Sunday, July 6, 2014

First Ascent Of Tilman’s Arete Was A First For Women

OLYMPUS DIGITAL CAMERARock climbing has always been a male-dominated sport, and it was especially so in its early days. But not exclusively so.

The Olympian skier Betty Woolsey climbed in the Adirondacks and Gunks with such pioneers of rock as Jim Goodwin, John Case, and Fritz Wiessner. Circa 1950, she put up the first Adirondack route led by a woman—the Woolsey Route on Rooster Comb Mountain.

The guidebook Adirondack Rock says it’s not exactly clear where Woolsey’s route went, but it most likely followed a corner near a climb established by Wiessner known as Old Route. It is rated 5.8 on the Yosemite Decimal System scale, a tough climb for its time and considerably harder than Old Route.

Trudy Healy was another woman who took to climbing decades ago. She wrote the region’s first climbing guidebook, Climber’s Guide to the Adirondacks, which was published by the Adirondack Mountain Club in 1967. According to Adirondack Rock, Healy participated in at least two first ascents in the Adirondacks: Four Plus (rated 5.5) on the Brothers near Keene Valley, in 1965, and a variation (another 5.5) of the Wiessner-Austin Route on Big Slide Mountain in 1970. In both instances, she was following the leader.

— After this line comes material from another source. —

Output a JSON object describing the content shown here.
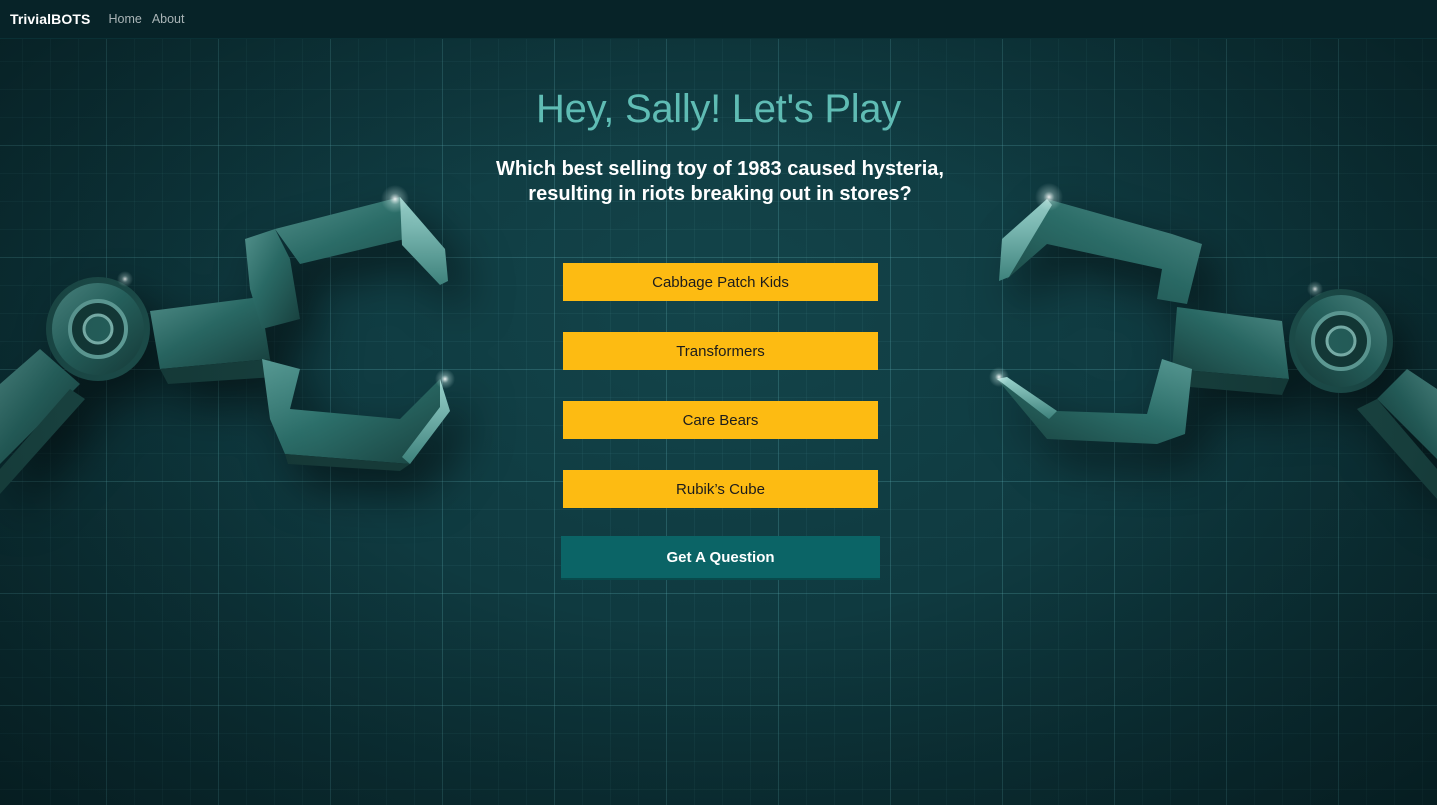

It would be a few more decades before an all-female party made a first ascent in the Adirondacks, a route now considered a classic climb.

» Continue Reading.

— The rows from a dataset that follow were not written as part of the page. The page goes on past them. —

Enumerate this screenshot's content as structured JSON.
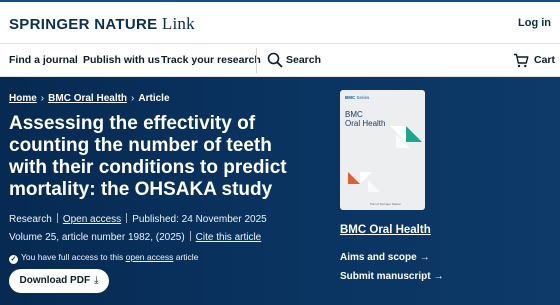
{
  "header": {
    "brand_caps": "SPRINGER NATURE",
    "brand_tail": " Link",
    "login": "Log in"
  },
  "nav": {
    "items": [
      "Find a journal",
      "Publish with us",
      "Track your research"
    ],
    "search": "Search",
    "cart": "Cart"
  },
  "breadcrumb": {
    "home": "Home",
    "journal": "BMC Oral Health",
    "current": "Article"
  },
  "article": {
    "title": "Assessing the effectivity of counting the number of teeth with their conditions to predict mortality: the OHSAKA study",
    "type": "Research",
    "access": "Open access",
    "published": "Published: 24 November 2025",
    "volume": "Volume 25, article number 1982, (2025)",
    "cite": "Cite this article",
    "access_note_prefix": "You have full access to this",
    "access_note_link": "open access",
    "access_note_suffix": "article",
    "download": "Download PDF"
  },
  "journal": {
    "cover_series_brand": "BMC",
    "cover_series_label": "Series",
    "cover_title_line1": "BMC",
    "cover_title_line2": "Oral Health",
    "cover_publisher": "Part of Springer Nature",
    "name": "BMC Oral Health",
    "aims": "Aims and scope",
    "submit": "Submit manuscript"
  },
  "colors": {
    "hero_bg": "#0a3461",
    "brand_navy": "#0d2f4f",
    "cover_teal": "#1aa68f",
    "cover_orange": "#e0602a"
  },
  "icons": {
    "search": "magnifier-icon",
    "cart": "cart-icon",
    "download": "download-arrow-icon",
    "check": "check-circle-icon",
    "arrow": "arrow-right-icon",
    "chevron": "chevron-right-icon"
  }
}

Thursday, July 3, 2014

Moss Cliff In Wilmington Notch Reopened To Climbers

falconJust in time for the holiday weekend, the state Department of Environmental Conservation is giving rock climbers access again to Moss Cliff, one of the region’s better crags. Moss Cliff had been closed to avoid disturbance of peregrine falcons during nesting season, but DEC has detected no nesting activity on the cliff this year.

Located in Wilmington Notch,the 400-foot cliff towers over Route 86 and the West Branch of the Ausable River. It’s a landmark to motorists, but climbers know it for its clean rock and tough routes. » Continue Reading.